### [YOUR OBJECTIVE]
Set down every record exactly as it appears.

### [Stored entries]
[Start of Attachment]

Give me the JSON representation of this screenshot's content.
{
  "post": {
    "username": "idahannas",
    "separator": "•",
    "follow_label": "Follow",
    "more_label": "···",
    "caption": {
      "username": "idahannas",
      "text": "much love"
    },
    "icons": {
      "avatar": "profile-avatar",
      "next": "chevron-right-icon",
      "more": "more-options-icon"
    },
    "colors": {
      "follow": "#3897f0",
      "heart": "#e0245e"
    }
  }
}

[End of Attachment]

### [SOLUTION]
Give me the JSON representation of this screenshot's content.
{
  "post": {
    "username": "idahannas",
    "separator": "•",
    "follow_label": "Follow",
    "more_label": "···",
    "caption": {
      "username": "idahannas",
      "text": "much love"
    },
    "icons": {
      "avatar": "profile-avatar",
      "next": "chevron-right-icon",
      "more": "more-options-icon"
    },
    "colors": {
      "follow": "#3897f0",
      "heart": "#e0245e"
    }
  }
}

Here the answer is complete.